It’s been two weeks since I signed up for a Twitter account and posted my Two Week Twitter Challenge.  With 50-plus tweets and 16 followers, I’ve learned the following:

  • Although there is an “I” in Twitter, it’s not meant for me to tweet away about all things concerning moi.  Yes, I’ve been tweeting things that concern my blog and comic strip.  However, I also make it a point to share some of my non-writing activities too (e.g. My plans to decompress during the weekend, and last-minute Mother’s Day shopping plans), which I think is important to breaking up the monotony of tweeting about work-related things and being personable too.
  • Interacting with other twellows (Is that already a word, it probably is?) is important to building connections that are meaningful.  Dropping a line to support another tweeter’s writing success, to answer questions, or to retweet posts has helped me to meet some new people online, and it’s been great.
  • There are people on Twitter who follow me (and many other people).  But, they don’t have any tweets…at all.  I know I’m just beginning to understand how Twitter works for writers.  But, I have a sneaking suspicion that not having any posts at all isn’t good Twitterquette.
  • And I think a good lesson for me has been learning to keep it short—saying something meaningful in 140 characters or less (and this includes spaces) can be difficult at times.  Thank goodness for Tiny Url!  But it’s been helping me to remove all the fluff in my writing and say what I mean.

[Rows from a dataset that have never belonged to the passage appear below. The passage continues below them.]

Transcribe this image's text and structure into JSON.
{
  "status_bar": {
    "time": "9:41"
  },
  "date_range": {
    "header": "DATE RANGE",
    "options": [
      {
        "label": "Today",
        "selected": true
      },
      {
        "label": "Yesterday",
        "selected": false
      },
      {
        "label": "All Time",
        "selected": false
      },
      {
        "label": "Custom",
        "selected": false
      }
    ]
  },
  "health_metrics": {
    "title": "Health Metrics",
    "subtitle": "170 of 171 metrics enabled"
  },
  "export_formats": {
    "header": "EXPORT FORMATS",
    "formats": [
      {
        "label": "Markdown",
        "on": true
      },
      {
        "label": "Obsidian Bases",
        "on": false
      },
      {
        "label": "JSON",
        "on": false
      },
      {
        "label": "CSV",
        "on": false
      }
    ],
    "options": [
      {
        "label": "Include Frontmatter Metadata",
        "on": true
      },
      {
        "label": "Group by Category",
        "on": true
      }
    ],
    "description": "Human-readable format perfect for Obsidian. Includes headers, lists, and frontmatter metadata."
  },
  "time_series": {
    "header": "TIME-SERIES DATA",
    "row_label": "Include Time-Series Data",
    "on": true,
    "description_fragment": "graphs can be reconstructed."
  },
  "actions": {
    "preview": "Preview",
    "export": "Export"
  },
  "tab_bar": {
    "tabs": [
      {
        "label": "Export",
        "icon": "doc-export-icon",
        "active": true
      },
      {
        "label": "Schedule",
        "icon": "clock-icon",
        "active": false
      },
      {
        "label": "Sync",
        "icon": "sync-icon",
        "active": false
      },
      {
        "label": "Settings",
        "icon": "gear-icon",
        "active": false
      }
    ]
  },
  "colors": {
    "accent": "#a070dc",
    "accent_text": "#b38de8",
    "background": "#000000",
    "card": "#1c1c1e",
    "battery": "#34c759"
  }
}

Well, two weeks is definitely too soon for me to build a large community of tweeters who share similar interests–and besides this isn’t a popularity contest.  I look forward to growing, and I appreciate the people who are following me and posting tweets that are funny, engaging, personal, and educational.

When it comes to building connections online using social media platforms like Twitter, I’m looking forward to meeting more people online who enjoy sharing information and interacting with me (and hopefully isn’t a social media bot).  In the meantime, I’m enjoying meeting twellow writers (fellow writers who tweet, get it—no, too much…okay), promoting my blog, sharing my life and research interests, and finding useful tips. What has your experience been like on Twitter?

Well, see you around in Twitown!